This past Sunday, Mexico took a new direction in electing to the Office of President Andres Manuel Lopez Obrador, AMLO. The former Mayor of Mexico City and veteran of Mexican Presidential campaigns won with a mandate to end corruption, combat violence, and invest in Mexico’s people.
For his socially conscious positions, AMLO was demonized during the 2006 election by the conservative PAN as being in league with leftist Bolivia’s President Evo Morales, or Venezuelan President Hugo Chavez. It was effective, but these metaphors were disingenuous. Criticisms that have struck more of a chord were that AMLO is a PRIista, of the liberal, big government sort similar to Mexico’s President Luis Echeverria or Lopez Portillo. These comparisons hold more water since AMLO came of age during this political period as a young member of the PRI or Partido Revolucionario Institucional, but these comparisons also cannot be accurate as these Presidents are 50 years passed by. We live in a different world today with a different set of conditions.
Neoliberal politics dominate our political landscape and are market driven but our economies are also regulated to the point where barriers to participation have been erected that preclude all but the wealthiest players. AMLO wants to reduce these barriers. How effective he will be dismantling the economic practices of the last 40 years remains to be seen, but I am cautiously optimistic.
Ironically, no Mexican Presidential candidate gained an advantage from anti-Trump sentiment as all candidates were compelled by public opinion to denounce President Trump uniformly. It is likely however that Mexican voters recognize that AMLO best incarnates the nationalistic pride required to put Donald Trump in his place as needed.

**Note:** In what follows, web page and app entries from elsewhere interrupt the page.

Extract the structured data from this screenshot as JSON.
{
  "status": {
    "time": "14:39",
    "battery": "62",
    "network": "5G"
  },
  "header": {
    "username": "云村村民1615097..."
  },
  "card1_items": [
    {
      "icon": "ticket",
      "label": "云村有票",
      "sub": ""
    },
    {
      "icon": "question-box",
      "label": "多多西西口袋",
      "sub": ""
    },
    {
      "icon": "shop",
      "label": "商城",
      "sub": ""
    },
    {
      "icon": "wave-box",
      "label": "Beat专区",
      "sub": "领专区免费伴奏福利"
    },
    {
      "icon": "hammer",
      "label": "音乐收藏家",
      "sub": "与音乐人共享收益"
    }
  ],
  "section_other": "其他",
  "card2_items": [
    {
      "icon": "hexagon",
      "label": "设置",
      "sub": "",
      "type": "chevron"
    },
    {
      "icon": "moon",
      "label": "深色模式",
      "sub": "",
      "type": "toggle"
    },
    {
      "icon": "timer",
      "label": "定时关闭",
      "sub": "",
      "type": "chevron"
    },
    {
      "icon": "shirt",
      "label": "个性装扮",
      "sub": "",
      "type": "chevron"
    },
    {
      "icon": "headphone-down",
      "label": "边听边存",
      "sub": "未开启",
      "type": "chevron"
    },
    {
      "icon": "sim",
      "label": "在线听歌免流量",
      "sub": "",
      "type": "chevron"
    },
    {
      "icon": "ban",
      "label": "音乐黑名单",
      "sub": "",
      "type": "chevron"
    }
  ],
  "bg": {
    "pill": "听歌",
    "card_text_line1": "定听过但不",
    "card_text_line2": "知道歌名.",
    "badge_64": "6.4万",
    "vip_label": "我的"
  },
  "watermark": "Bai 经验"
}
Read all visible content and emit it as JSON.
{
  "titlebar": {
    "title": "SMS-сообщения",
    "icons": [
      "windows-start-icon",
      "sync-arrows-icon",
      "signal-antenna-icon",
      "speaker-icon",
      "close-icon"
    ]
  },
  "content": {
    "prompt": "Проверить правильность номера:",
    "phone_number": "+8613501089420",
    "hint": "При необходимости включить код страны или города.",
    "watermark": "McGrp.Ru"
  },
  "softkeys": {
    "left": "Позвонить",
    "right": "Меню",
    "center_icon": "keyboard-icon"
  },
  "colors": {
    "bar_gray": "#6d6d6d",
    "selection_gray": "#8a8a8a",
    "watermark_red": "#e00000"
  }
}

I am not sure how effective AMLO will be in combating Mexican corruption, which has a long history going back to the Roman Empire and one married to the tribute system of the original inhabitants of the Valley of Mexico. In other words, corruption has historical and cultural roots that are unique to the Mexican experience. An immediate puritanical change is unlikely.
To compare AMLO to anybody, I think he would best reflect a composite of President Lazaro Cardenas and Pope Francis. Cardenas, for his national pride and concern for Mexico’s people, and Francis for his ability put Liberation Theology into practice. Some have claimed AMLO is messianic, but this characterization is inappropriate. The same was said of Barack Obama. This comparison makes AMLO seem like he has a savior complex where only he knows what is good for the people. This is an unfair criticism, however AMLO does resonate a missionary determination to serve Mexico, to enact policy that will invest in Mexico and its people, and that will at least attempt, in substantive ways, to liberate Mexico from the oligarchy of power that controls it.
AMLO resonates a genuine love for Mexico. It is perhaps this genuineness that voters responded too. With AMLO, voters knew what they were getting and they knew they would not be getting more of the same.